On July 15, 2016, the PGA Tour filed a brief with the Ninth Circuit arguing that the trial court was correct when it dismissed a lawsuit brought by PGA Tour caddies. Previously, a California federal court tossed the proposed class action lawsuit by the caddies claiming that by forcing the caddies to wear bibs of the PGA Tour sponsors they are covering clothing on their chests and treating them like human billboards which is an abuse of power. The Trial court dismissed the suit and …Continue Reading
On January 29, 2013, professional golfer Vijay Singh admitted to using Ultimate Spray during a Sports Illustrated interview. He thought he was advertising for a product that eased his back pain. Later that day, he found himself in a media hailstorm and facing professional setbacks. He had admitted to using “deer antler spray” that contained a prohibited growth hormone, IGF-1.
The PGA Tour immediately sanctioned Singh and gave him 90-day suspension for violating the PGA Anti-Doping Policy. Immediately, Singh began the process to appeal …Continue Reading
On Friday, October 9, 2015, attorneys for a group of professional caddies filed a motion in opposition of dismissal against the PGA Tour, citing violations of antitrust law, the Sherman Act, and the Lanham Act. The class action lawsuit, originally filed in February, centers around the issues of forced advertisement without proper remuneration and unfair trade practices, as the caddies argue the Tour obligated the plaintiffs wear bibs adorned with corporate sponsors not chosen by them at televised tournaments.
In opposition to the now second …Continue Reading
Late last month, we reported that the PGA Tour asked the court to dismiss Vijay Singh’s public humiliation claims.

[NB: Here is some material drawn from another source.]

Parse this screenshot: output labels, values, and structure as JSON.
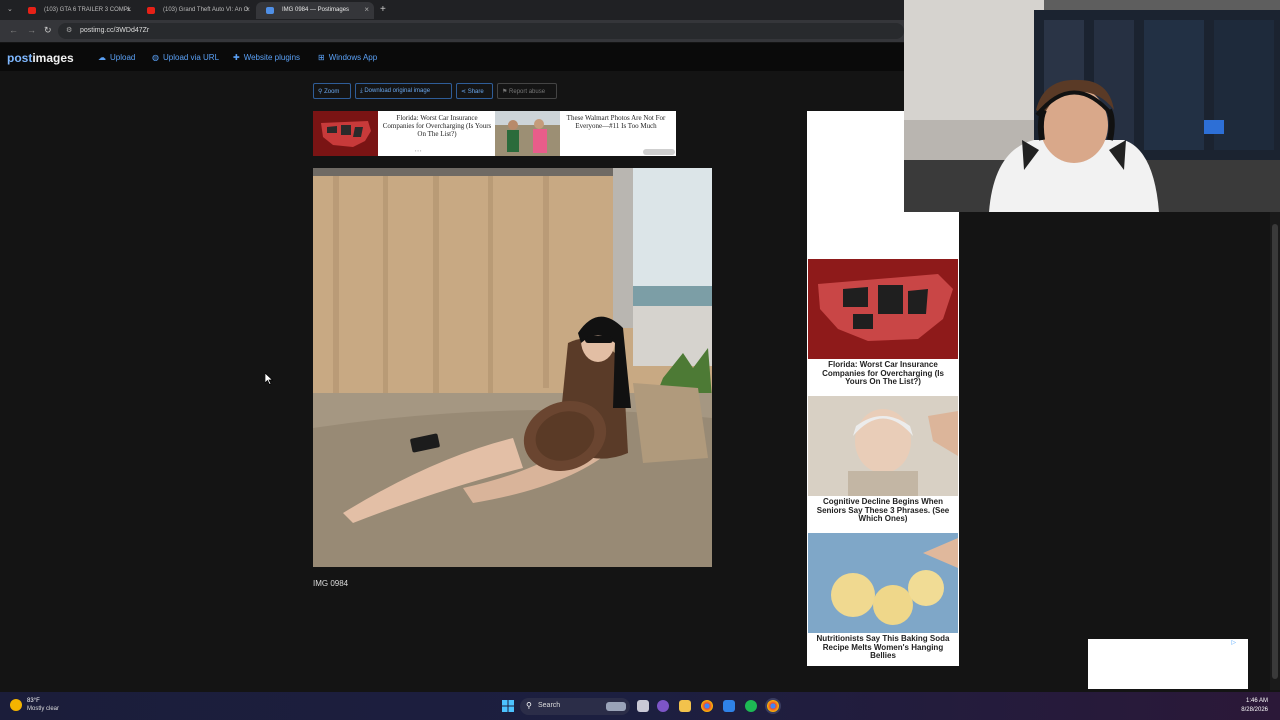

While the judge has yet to make a decision on that motion, recently released court transcripts from the oral arguments show that Singh thinks he was discriminated against.
Singh’s attorney claimed that Singh was singled out in his punishment. He said the tour treated Singh differently than others for some reason. It could be “because Mr. Singh isn’t from the United States or Mr. Singh didn’t …Continue Reading
A New York judge must decide whether to dismiss Vijay Singh’s case claiming public humiliation against the PGA Tour. As we reported at that time, in May, Singh sued the PGA for the “reckless administration and implementation” of its anti-doping program. On October 24, 2013, the PGA asked the judge to dismiss the case.
In January 2013, Sports Illustrated reported that Singh admitted to using a product called “The Ultimate Spray.” The spray contains trace amounts of Insulin-Like Growth Factor-1 (IGF-1), which is banned by …Continue Reading
On March 11, 2013, U.S. District Judge Emily Tobolowsky granted a temporary injunction to the Augusta National Golf Club, which suspends the sale of a fabled green jacket by the Dallas-based company Heritage Auctions.
The dispute between Augusta National and Heritage Auctions arose in February when Dr. Stephen Pyles, a golf memorabilia collector from Florida, attempted to sell Art Wall Jr.’s green jacket from the 1959 Masters Tournament. Pyles had purchased the jacket at a similar auction last year for $61,452.55. However, Augusta National claims …Continue Reading